Our guides arrived at spot on 1pm for our tour and we ascended the long flight of stairs to the cave entrance. Again we were taken through to safety rules… don’t touch anything! Touching the limestones passes over the oils in our skin which can overtime discolour the rock and turn it black. We were also warned that in some areas we would be very close to formations. In the most narrow spaces sensors have been set up which sounds alarms warning you you have got too close to the rocks, slowly back away!
We spent around 45 minutes, exploring the various caves including the cathedral, with its high ceilings and large rock formations, and the “fairy walk” with its smaller, more delicate formations. Our guide explained to us that during an earthquake these caves are one of the safest places to be, due to the porous nature of limestone, and the layers in which they are formed, they experience no movement during an earthquake. The layers simply slide upon each other and all the motion is absorbed completely. For the same reason these caves make an excellent performance venue for singing as any echoes are absorbed. Our guides encouraged us to try it out, but there were no takers. We were told that at Christmas the main Glowworm cave is used as a venue by the local choir who hold a Christmas carol concert there. I can imagine this would be a stunning event to be a part of.
We blinkingly emerged back out into the heat of the daylight and descended back down the stairs to the car park. Then I was back in the car for the two hour (plus photo stops) drive to Taupo.
You can pre-purchase your tickets online at: http://www.waitomo.com/Waitomo-Glowworm-Caves/Pages/default.aspx. I didn’t bother doing this as I wasn’t entirely sure what time I would be arriving there, and I didn’t think it would be as busy as it was. I was lucky, but it might well benefit you to pre-book if you know your arrival time or if it’s a weekend.
Take a layer even if the weather is very hot. It is quite cool in the caves and you will probably appreciate something a bit warmer to wear after a little while.
You can’t take photos inside the main glowworm caves as the lights can upset and confuse the glowworms.
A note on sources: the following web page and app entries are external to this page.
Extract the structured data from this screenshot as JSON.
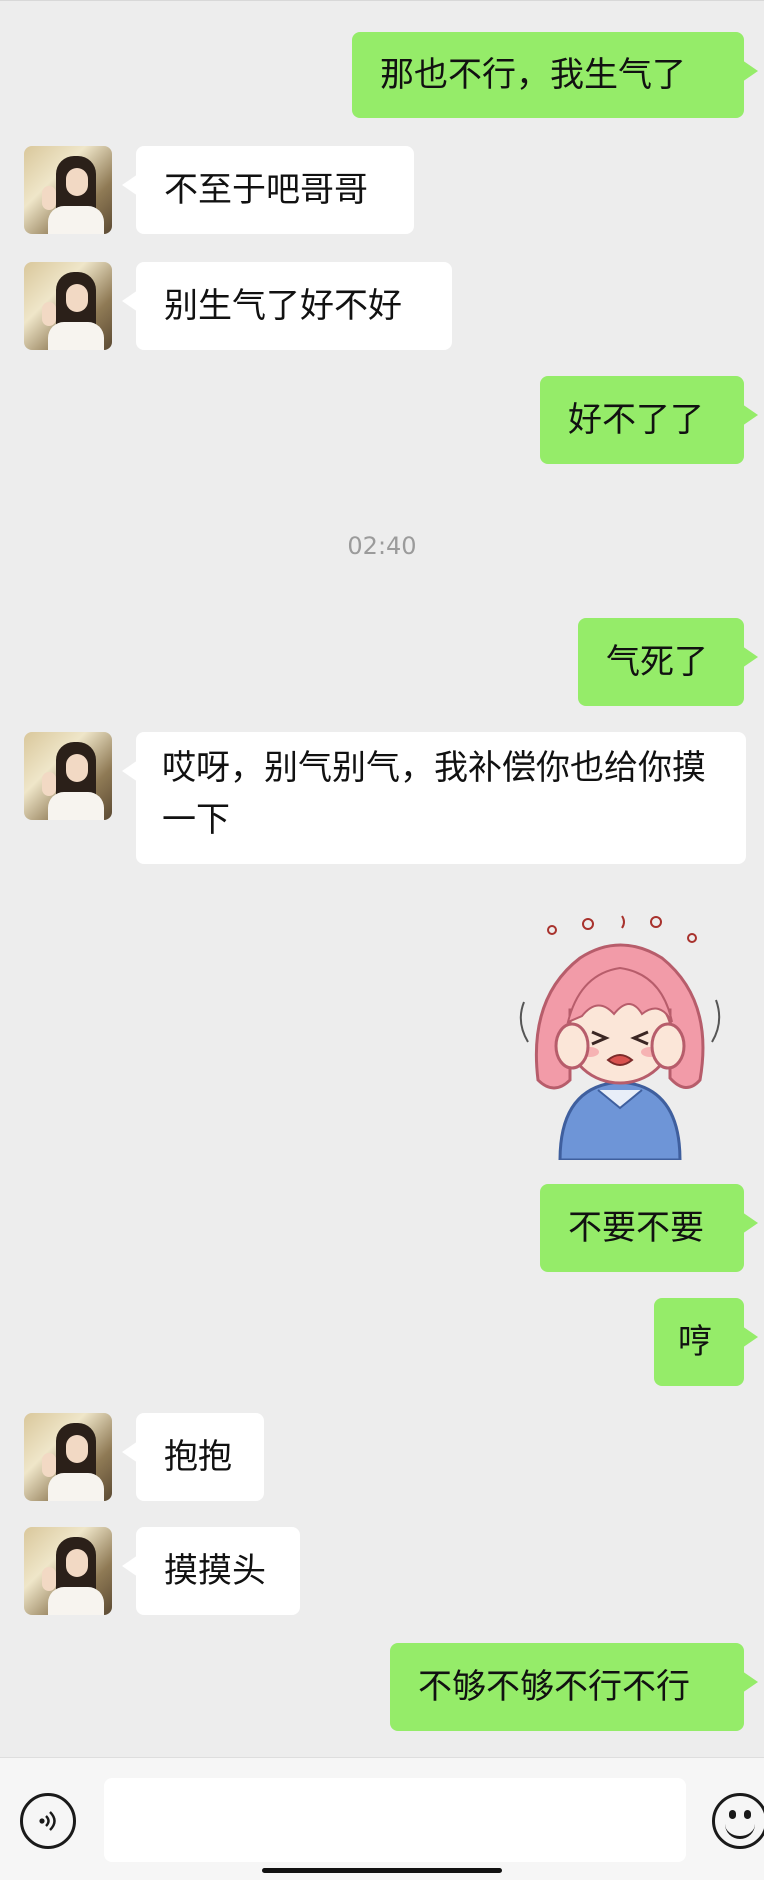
{
  "messages": [
    {
      "side": "right",
      "text": "那也不行，我生气了"
    },
    {
      "side": "left",
      "text": "不至于吧哥哥"
    },
    {
      "side": "left",
      "text": "别生气了好不好"
    },
    {
      "side": "right",
      "text": "好不了了"
    },
    {
      "type": "time",
      "text": "02:40"
    },
    {
      "side": "right",
      "text": "气死了"
    },
    {
      "side": "left",
      "text": "哎呀，别气别气，我补偿你也给你摸一下"
    },
    {
      "side": "right",
      "type": "sticker",
      "icon": "angry-girl-covering-ears-sticker"
    },
    {
      "side": "right",
      "text": "不要不要"
    },
    {
      "side": "right",
      "text": "哼"
    },
    {
      "side": "left",
      "text": "抱抱"
    },
    {
      "side": "left",
      "text": "摸摸头"
    },
    {
      "side": "right",
      "text": "不够不够不行不行"
    }
  ],
  "icons": {
    "voice": "voice-input-icon",
    "emoji": "emoji-icon"
  },
  "colors": {
    "background": "#ededed",
    "right_bubble": "#95ec69",
    "left_bubble": "#ffffff"
  }
}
You can however take photos inside Aranui Cave. Try and get to the front of the group… you’ll get less people in your photos! And have your flash ready, the caves are quite dark.